In November 1971 Shuttle Phase B Double Prime studies were initiated. In yet another iteration of shuttle design studies, $ 2.8 million contracts were given to Grumman/Boeing, Lockheed, McDonnell-Douglas/Martin Marrietta, and North American Rockewell. The development costs for the Phase B Prime contracts had still been over the Nixon administration's budget cap, and still further ways to reduce development cost had to be found. The studies were to run through 15 March 1972 and study lower cost booster concepts, one of which was a fully recoverable stage but with a new pressure-fed engine

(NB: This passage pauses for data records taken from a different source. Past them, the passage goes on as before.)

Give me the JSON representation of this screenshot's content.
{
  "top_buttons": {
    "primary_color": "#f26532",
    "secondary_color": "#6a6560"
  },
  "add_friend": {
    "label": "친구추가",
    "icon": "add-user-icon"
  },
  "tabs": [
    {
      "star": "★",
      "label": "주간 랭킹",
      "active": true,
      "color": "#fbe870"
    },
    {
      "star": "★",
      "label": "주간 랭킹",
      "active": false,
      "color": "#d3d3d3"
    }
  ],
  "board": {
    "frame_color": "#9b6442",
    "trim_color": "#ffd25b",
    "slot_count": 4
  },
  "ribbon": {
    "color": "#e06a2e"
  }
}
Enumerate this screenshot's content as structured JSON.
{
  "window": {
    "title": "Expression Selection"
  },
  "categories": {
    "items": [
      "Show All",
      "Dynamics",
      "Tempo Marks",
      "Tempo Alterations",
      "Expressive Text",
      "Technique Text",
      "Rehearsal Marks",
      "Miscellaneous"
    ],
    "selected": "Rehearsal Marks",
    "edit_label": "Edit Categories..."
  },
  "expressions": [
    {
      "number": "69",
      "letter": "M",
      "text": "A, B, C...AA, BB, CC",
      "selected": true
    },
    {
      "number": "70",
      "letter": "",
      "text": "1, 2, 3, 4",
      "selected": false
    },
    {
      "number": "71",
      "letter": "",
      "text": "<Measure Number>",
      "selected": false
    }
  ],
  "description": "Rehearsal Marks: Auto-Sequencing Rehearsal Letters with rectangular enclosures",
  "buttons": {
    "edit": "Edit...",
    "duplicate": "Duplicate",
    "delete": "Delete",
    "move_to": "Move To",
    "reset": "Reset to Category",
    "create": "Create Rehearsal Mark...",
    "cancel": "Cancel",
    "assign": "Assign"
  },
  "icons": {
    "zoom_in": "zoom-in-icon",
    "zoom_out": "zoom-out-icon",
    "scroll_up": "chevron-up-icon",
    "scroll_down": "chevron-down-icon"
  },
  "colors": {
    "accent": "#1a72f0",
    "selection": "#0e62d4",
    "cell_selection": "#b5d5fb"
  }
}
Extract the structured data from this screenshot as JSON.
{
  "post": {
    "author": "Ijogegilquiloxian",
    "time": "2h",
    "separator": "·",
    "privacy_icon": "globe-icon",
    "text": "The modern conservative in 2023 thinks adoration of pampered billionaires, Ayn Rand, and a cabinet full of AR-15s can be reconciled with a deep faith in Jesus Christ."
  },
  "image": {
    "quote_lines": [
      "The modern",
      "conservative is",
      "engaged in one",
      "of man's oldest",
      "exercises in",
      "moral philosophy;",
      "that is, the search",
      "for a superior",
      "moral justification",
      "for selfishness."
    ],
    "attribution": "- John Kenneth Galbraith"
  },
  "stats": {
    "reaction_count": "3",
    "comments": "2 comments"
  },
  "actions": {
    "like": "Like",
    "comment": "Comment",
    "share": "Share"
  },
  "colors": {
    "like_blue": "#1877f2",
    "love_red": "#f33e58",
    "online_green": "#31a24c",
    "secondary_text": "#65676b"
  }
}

The new-design pressure fed liquid propellant booster would be parachute-recovered and reused. Using liquid oxygen/kerosene propellants, each booster would be 9.93 m in diameter, 48.5 m long, and be equipped with two 612,000 kgf engines. Three boosters would be assembled in parallel, with the external tank for the shuttle orbiter atop the core booster. This design would have a gross lift-off mass of 2,626,000 kg. Another design used 4 x 475,000 kgf engines in each stage, resulting in a 2,394,000 kg vehicle. It was estimated the LRB's would cost $4.2 billion to develop, plus $ 8.9 billion to operate, making shuttle cost $275/kg to orbit. The study assumed a series burn, with the shuttle orbiter igniting at altitude.
Status: Study 1972.
Gross mass: 2,626,000 kg (5,789,000 lb).
Thrust: 36,010.00 kN (8,095,370 lbf).